AAUP procedures protect professors should they contract COVID-19

Lauren Karmo, Campus Editor

Going into this semester, there has been an added concern about the health and safety of faculty members teaching face-to-face classes. With COVID-19 still a threat, many have been wondering what will happen should a professor get sick.

According to Interim Associate Provost Anne Hitt, if any faculty member were to contract the virus, the procedure will be in line with those already in place should anyone become unable to finish teaching their course. 

“It’s expected that if someone is sick that’s a faculty [member] that they contact their class for one, but they should also be contacting their chair of the department,” Hitt said. “And it’s expected that the chair will have someone else, help fill in for that person, so that the class is covered, and the chair will find the best person in their department to cover the course. This is standard.” 

While all situations will be handled on a case-by-case situation, departments will need to have back up plans in place should there be any long term illnesses among faculty.

“If a person is going to be out for a long time, then what would have to happen is we would try to find [someone to fill in],” Hitt said. “We might have to hire somebody from outside, or more likely, we would have to pay somebody a stipend to teach the course.” 

According to Hitt, a faculty member did fall ill last spring, so the university has already dealt with this situation. In that case, the class paused for the time being with all students receiving an Incomplete (I) grade until the professor was well enough to return to instruction later in the semester. Should a student fall ill, they will also receive an Incomplete grade and finish the semester when they have recovered. 

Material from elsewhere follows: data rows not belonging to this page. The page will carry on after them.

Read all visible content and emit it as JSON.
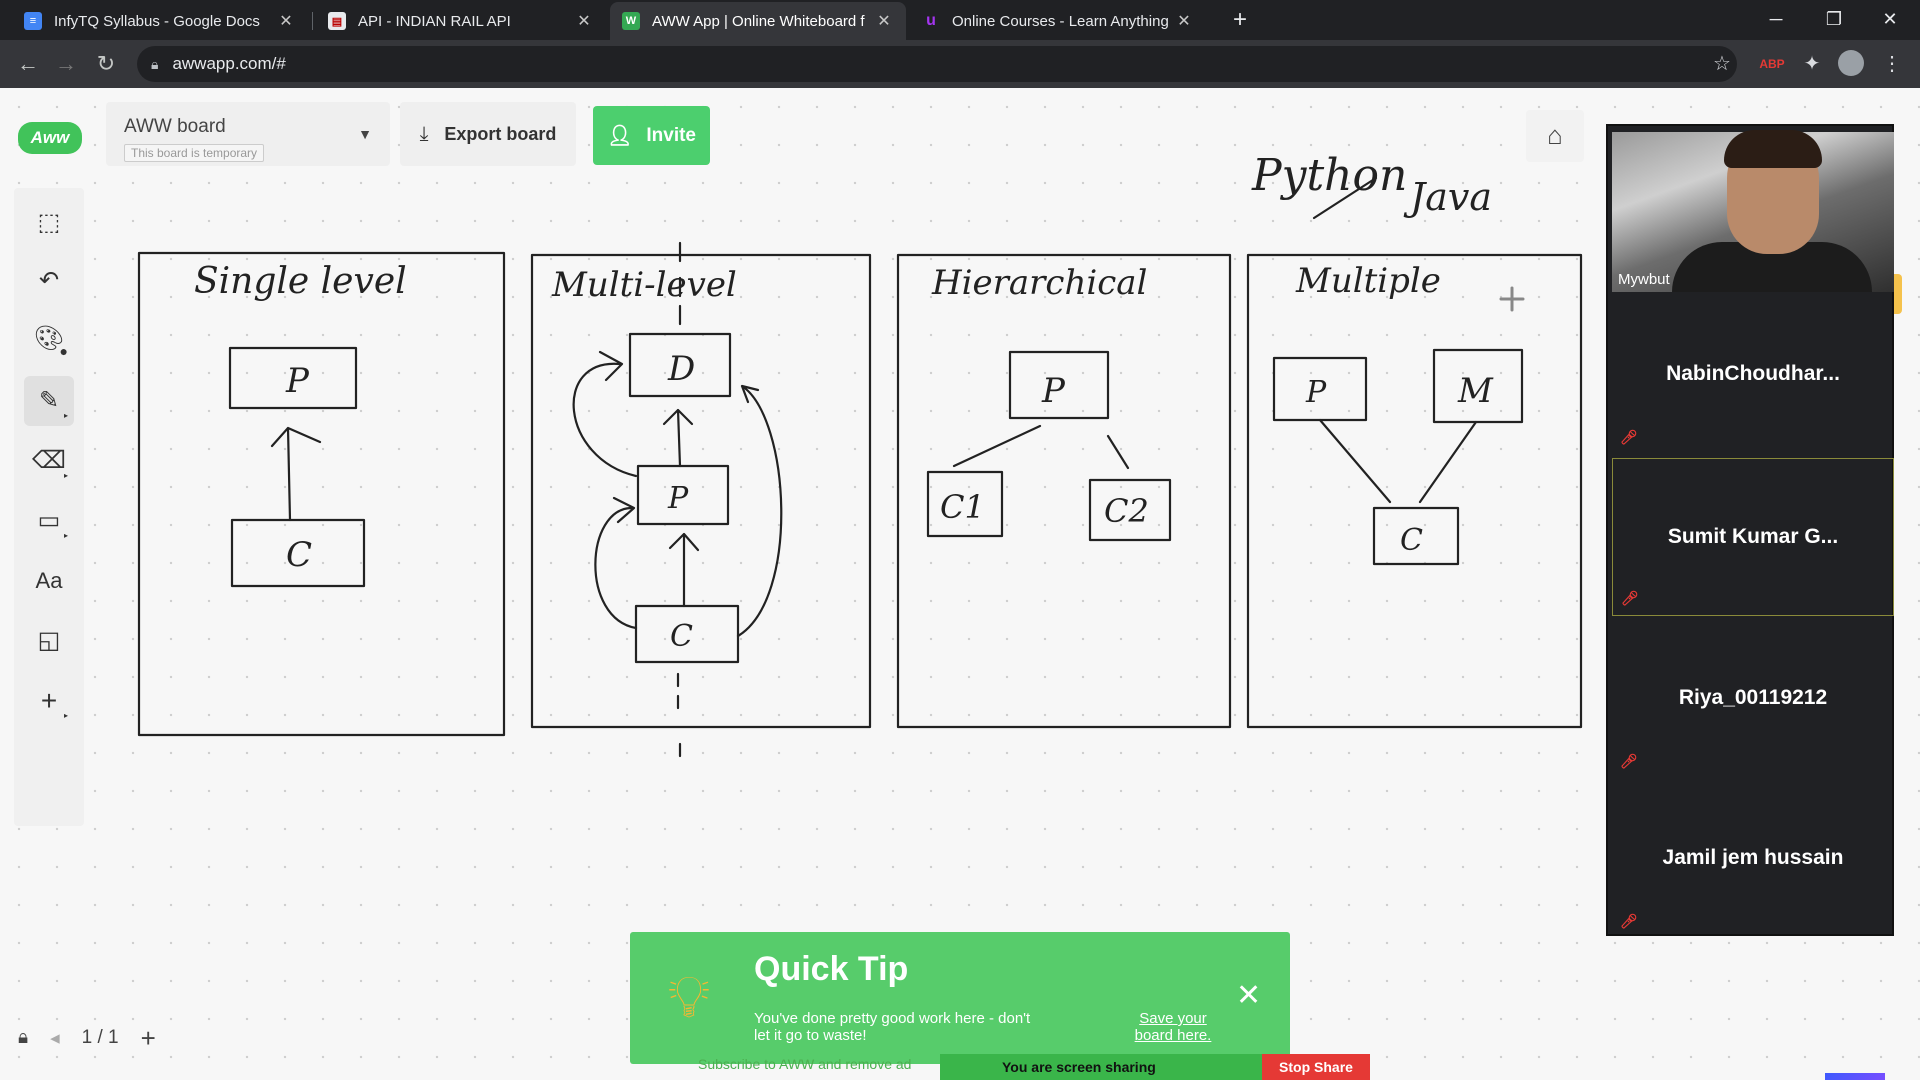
{
  "browser": {
    "tabs": [
      {
        "title": "InfyTQ Syllabus - Google Docs",
        "fav": "≡",
        "fav_color": "#4285f4",
        "active": false
      },
      {
        "title": "API - INDIAN RAIL API",
        "fav": "▤",
        "fav_color": "#e8eaed",
        "active": false
      },
      {
        "title": "AWW App | Online Whiteboard f",
        "fav": "W",
        "fav_color": "#34a853",
        "active": true
      },
      {
        "title": "Online Courses - Learn Anything",
        "fav": "u",
        "fav_color": "#a435f0",
        "active": false
      }
    ],
    "url": "awwapp.com/#"
  },
  "app": {
    "logo": "Aww",
    "board_name": "AWW board",
    "board_status": "This board is temporary",
    "export_label": "Export board",
    "invite_label": "Invite",
    "page_indicator": "1 / 1"
  },
  "quick_tip": {
    "title": "Quick Tip",
    "message": "You've done pretty good work here - don't let it go to waste!",
    "link": "Save your board here."
  },
  "share_bar": {
    "text": "You are screen sharing",
    "stop_label": "Stop Share",
    "under_text": "Subscribe to AWW and remove ad"
  },
  "participants": {
    "video_name": "Mywbut",
    "names": [
      "NabinChoudhar...",
      "Sumit Kumar G...",
      "Riya_00119212",
      "Jamil jem hussain"
    ]
  },
  "whiteboard": {
    "top_notes": [
      "Python",
      "Java"
    ],
    "panels": [
      {
        "title": "Single level",
        "boxes": [
          "P",
          "C"
        ]
      },
      {
        "title": "Multi-level",
        "boxes": [
          "D",
          "P",
          "C"
        ]
      },
      {
        "title": "Hierarchical",
        "boxes": [
          "P",
          "C1",
          "C2"
        ]
      },
      {
        "title": "Multiple",
        "boxes": [
          "P",
          "M",
          "C"
        ]
      }
    ]
  },
  "colors": {
    "accent_green": "#4ccf6e",
    "tip_green": "#57cc6b",
    "stop_red": "#e53935"
  }
}
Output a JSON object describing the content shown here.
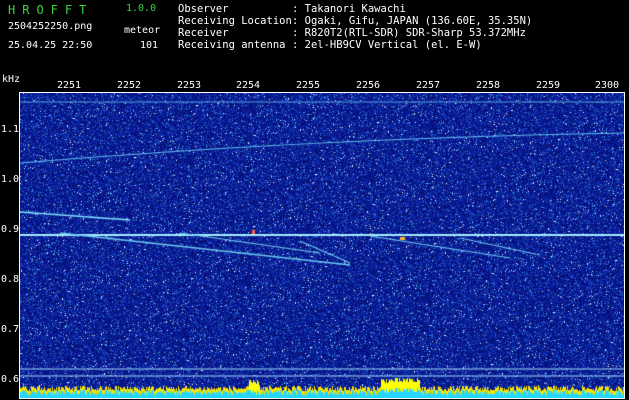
{
  "header": {
    "logo": "HROFFT",
    "version": "1.0.0",
    "filename": "2504252250.png",
    "meteor_label": "meteor",
    "datetime": "25.04.25 22:50",
    "meteor_count": "101"
  },
  "info": [
    {
      "key": "Observer",
      "value": ": Takanori Kawachi"
    },
    {
      "key": "Receiving Location",
      "value": ": Ogaki, Gifu, JAPAN (136.60E, 35.35N)"
    },
    {
      "key": "Receiver",
      "value": ": R820T2(RTL-SDR) SDR-Sharp 53.372MHz"
    },
    {
      "key": "Receiving antenna",
      "value": ": 2el-HB9CV Vertical (el. E-W)"
    }
  ],
  "axis": {
    "y_unit": "kHz",
    "y_ticks": [
      "1.1",
      "1.0",
      "0.9",
      "0.8",
      "0.7",
      "0.6"
    ],
    "x_ticks": [
      "2251",
      "2252",
      "2253",
      "2254",
      "2255",
      "2256",
      "2257",
      "2258",
      "2259",
      "2300"
    ]
  },
  "colors": {
    "background": "#000000",
    "spectrum_base": "#0a1a8c",
    "trace": "#7ad7ff",
    "carrier": "#9fe8ff",
    "bottom_bar": "#27d6ff",
    "bottom_peak": "#ffff00"
  }
}
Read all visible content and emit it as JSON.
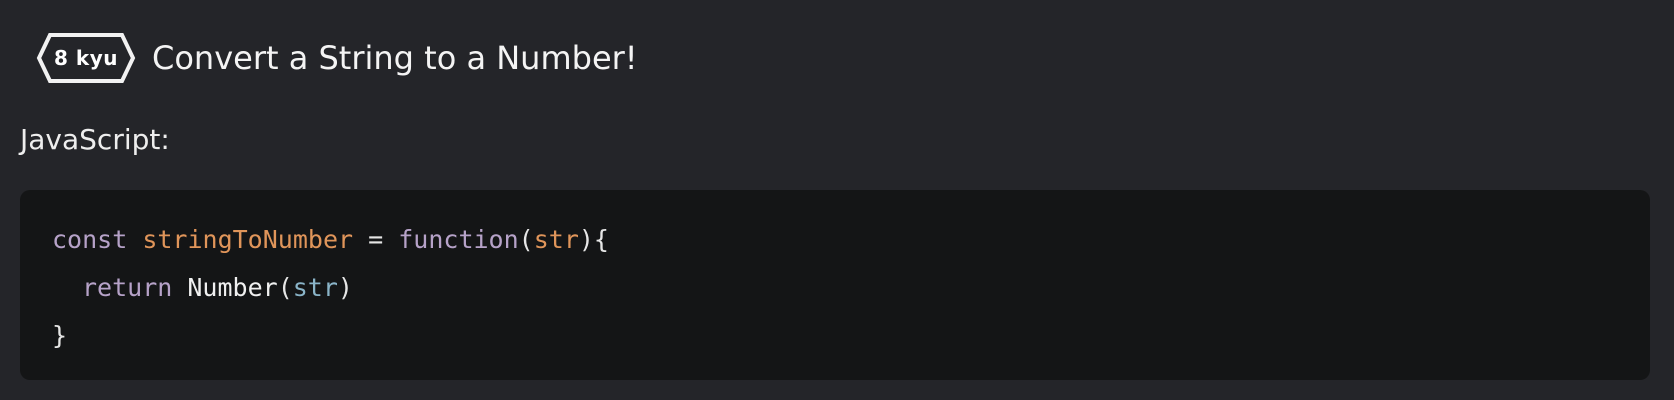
{
  "kata": {
    "rank_label": "8 kyu",
    "title": "Convert a String to a Number!"
  },
  "language": {
    "label": "JavaScript:"
  },
  "code": {
    "line1": {
      "kw_const": "const",
      "fn_name": "stringToNumber",
      "op_assign": "=",
      "kw_function": "function",
      "open_paren": "(",
      "param": "str",
      "close_brace_open": "){"
    },
    "line2": {
      "kw_return": "return",
      "builtin": "Number",
      "open_paren": "(",
      "arg": "str",
      "close_paren": ")"
    },
    "line3": {
      "close_brace": "}"
    }
  },
  "colors": {
    "background": "#242529",
    "code_background": "#141516",
    "keyword": "#b6a2c8",
    "identifier": "#e0955a",
    "variable": "#8ab4c8"
  },
  "icons": {
    "rank_badge": "hexagon-badge-icon"
  }
}
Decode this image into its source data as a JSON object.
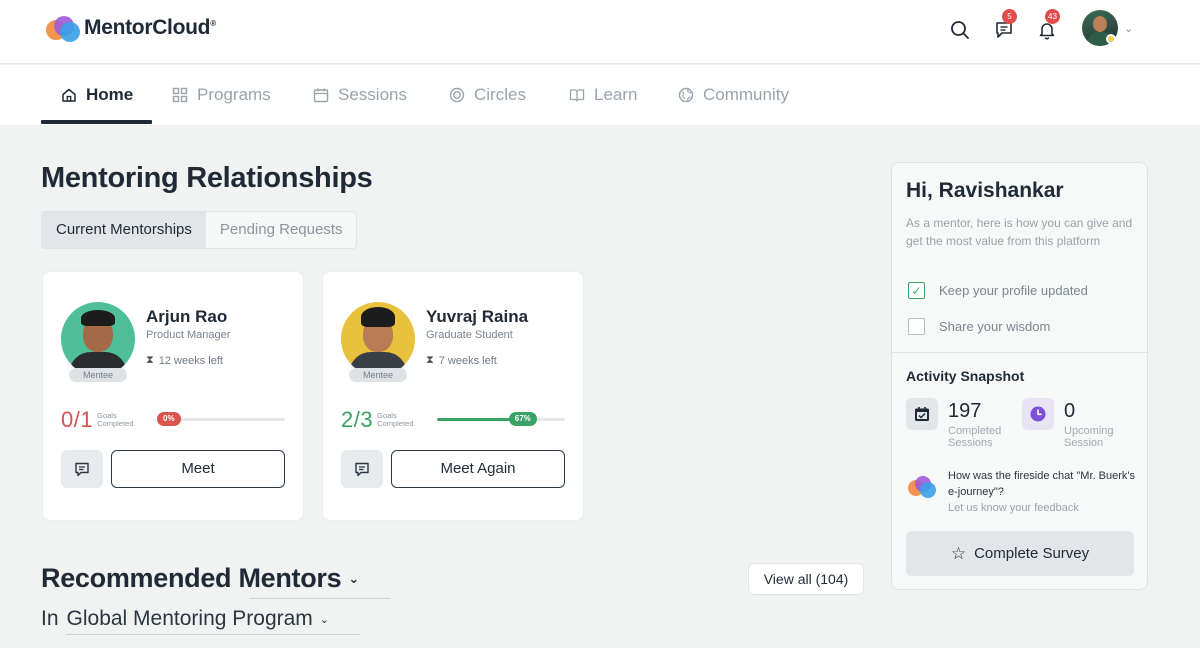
{
  "app": {
    "brand": "MentorCloud",
    "brand_mark": "®"
  },
  "header": {
    "messages_badge": "5",
    "notifications_badge": "43"
  },
  "nav": {
    "tabs": [
      {
        "label": "Home",
        "icon": "home-icon",
        "active": true
      },
      {
        "label": "Programs",
        "icon": "grid-icon"
      },
      {
        "label": "Sessions",
        "icon": "calendar-icon"
      },
      {
        "label": "Circles",
        "icon": "circles-icon"
      },
      {
        "label": "Learn",
        "icon": "book-icon"
      },
      {
        "label": "Community",
        "icon": "globe-icon"
      }
    ]
  },
  "relationships": {
    "title": "Mentoring Relationships",
    "tabs": [
      "Current Mentorships",
      "Pending Requests"
    ],
    "active_tab": "Current Mentorships",
    "cards": [
      {
        "name": "Arjun Rao",
        "role": "Product Manager",
        "weeks_left": "12 weeks left",
        "tag": "Mentee",
        "goals_done": "0",
        "goals_total": "/1",
        "goals_caption_1": "Goals",
        "goals_caption_2": "Completed",
        "progress_label": "0%",
        "progress": 0,
        "progress_color": "#d9534f",
        "meet_label": "Meet"
      },
      {
        "name": "Yuvraj Raina",
        "role": "Graduate Student",
        "weeks_left": "7 weeks left",
        "tag": "Mentee",
        "goals_done": "2",
        "goals_total": "/3",
        "goals_caption_1": "Goals",
        "goals_caption_2": "Completed",
        "progress_label": "67%",
        "progress": 67,
        "progress_color": "#3aa267",
        "meet_label": "Meet Again"
      }
    ]
  },
  "recommended": {
    "title": "Recommended Mentors",
    "prefix": "In",
    "program": "Global Mentoring Program",
    "view_all": "View all (104)"
  },
  "panel": {
    "greeting": "Hi, Ravishankar",
    "intro": "As a mentor, here is how you can give and get the most value from this platform",
    "checklist": [
      {
        "label": "Keep your profile updated",
        "checked": true
      },
      {
        "label": "Share your wisdom",
        "checked": false
      }
    ],
    "snapshot_title": "Activity Snapshot",
    "stats": [
      {
        "value": "197",
        "label_1": "Completed",
        "label_2": "Sessions",
        "icon": "calendar-check-icon"
      },
      {
        "value": "0",
        "label_1": "Upcoming",
        "label_2": "Session",
        "icon": "clock-icon"
      }
    ],
    "feedback_question": "How was the fireside chat \"Mr. Buerk's e-journey\"?",
    "feedback_sub": "Let us know your feedback",
    "survey_button": "Complete Survey"
  },
  "colors": {
    "accent_green": "#3aa267",
    "accent_red": "#d9534f",
    "clock_purple": "#7b4fd6",
    "text_dark": "#1f2a36"
  }
}
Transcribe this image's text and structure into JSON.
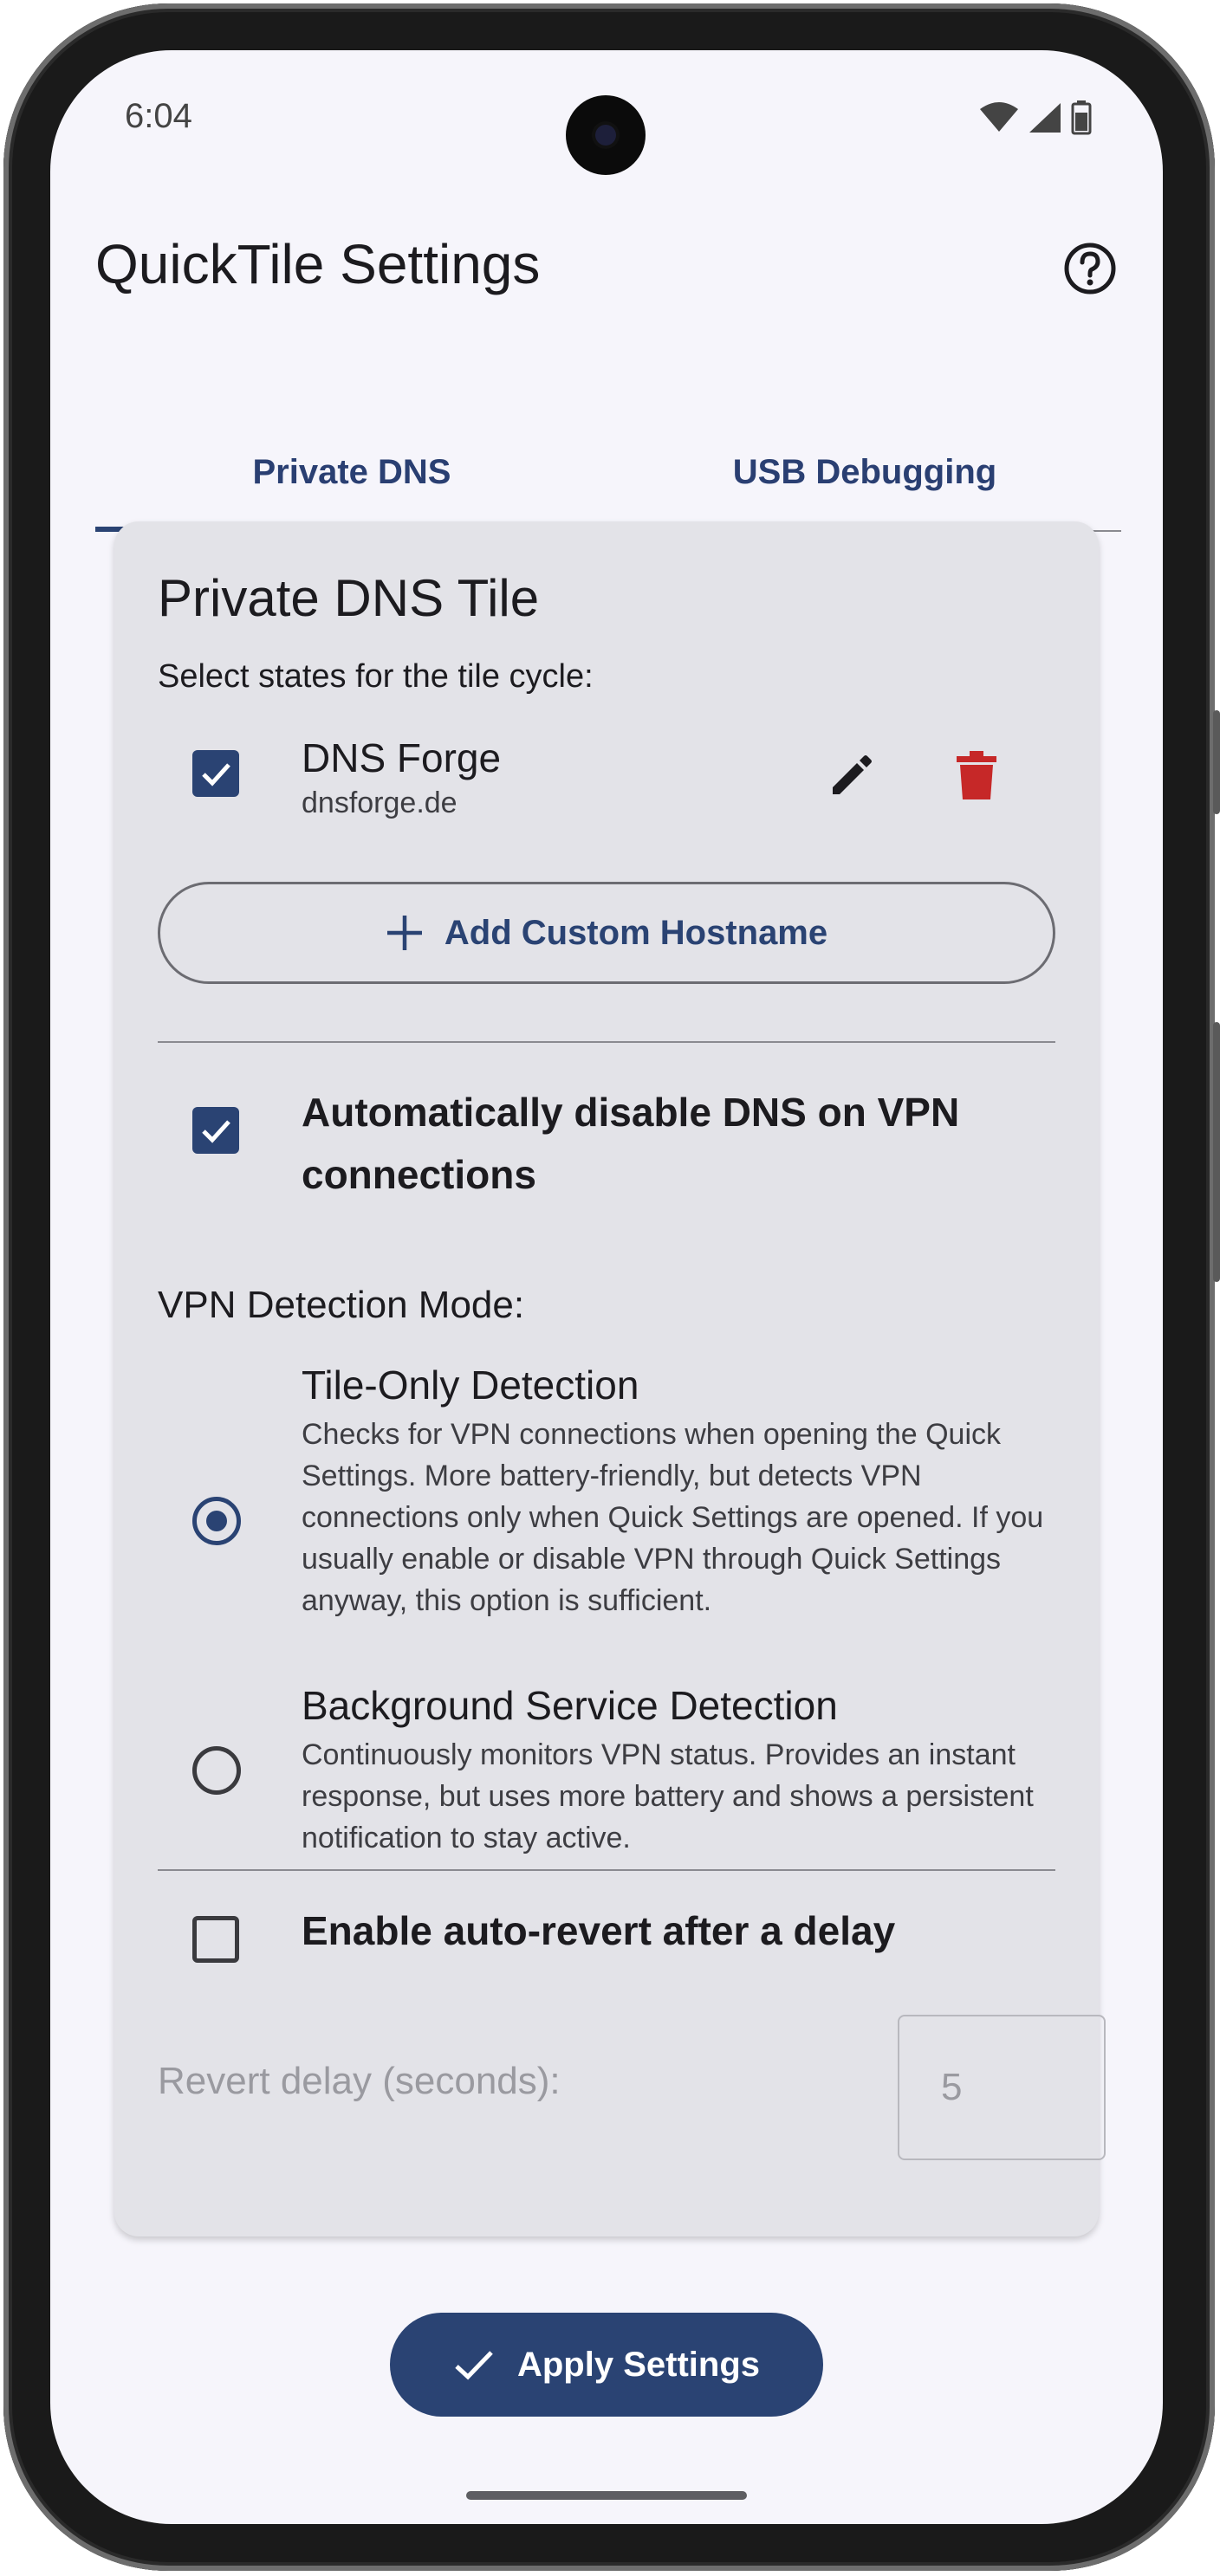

“If you get an incomplete you’re not paying for [the class] again, you just get to finish it up, and you’ve got a timeframe to finish it up,” Hitt said.

The faculty union, the American Association of University Professors (AAUP), has these illness procedures detailed in the contract agreed upon between them and Oakland University. 

The current AAUP contract agreement was authored in 2015 and set to expire in August 2020, however the AAUP and OU agreed on a one-year extension to postpone the timely bargaining process to next summer. The AAUP and OU chose to use this summer to focus on COVID-19 and fall planning, and will renegotiate the contract when it expires in August 2021. 

The current contract states, “Faculty members not on layoff status who are unable to work because of illness, injury, or disability (including but not limited to disabilities relating to pregnancy) shall receive a full-time leave of absence … Faculty members not on layoff status and unable to work because of illness, injury, or disability shall notify Oakland promptly.”

All professors who are teaching face-to-face classes had the option to do so, according to Amy Pollard, OU-AAUP executive director and English special lecturer. 

“Faculty were given the complete option [for in-person or virtual teaching],” she said. “One thing the administration did really well as soon as COVID[-19] happened in March, and we started talking about summer and then into fall faculty had the complete option to choose whether they wanted to teach face to face, whether they wanted to teach fully online.”

With 291 faculty members teaching classes in person this fall, it was important to ensure everyone was following the safety precautions to prevent the spread. 

“It’s hard, I think, for students to recognize that faculty are really appreciative of them, and what I see on campus, everyone’s had their masks on,” Pollard said. “All the courses that I know people had today, the faculty set all the classes ran really smoothly, really well on campus. I think the important message that we want to get across to students is that sense of gratitude for them.”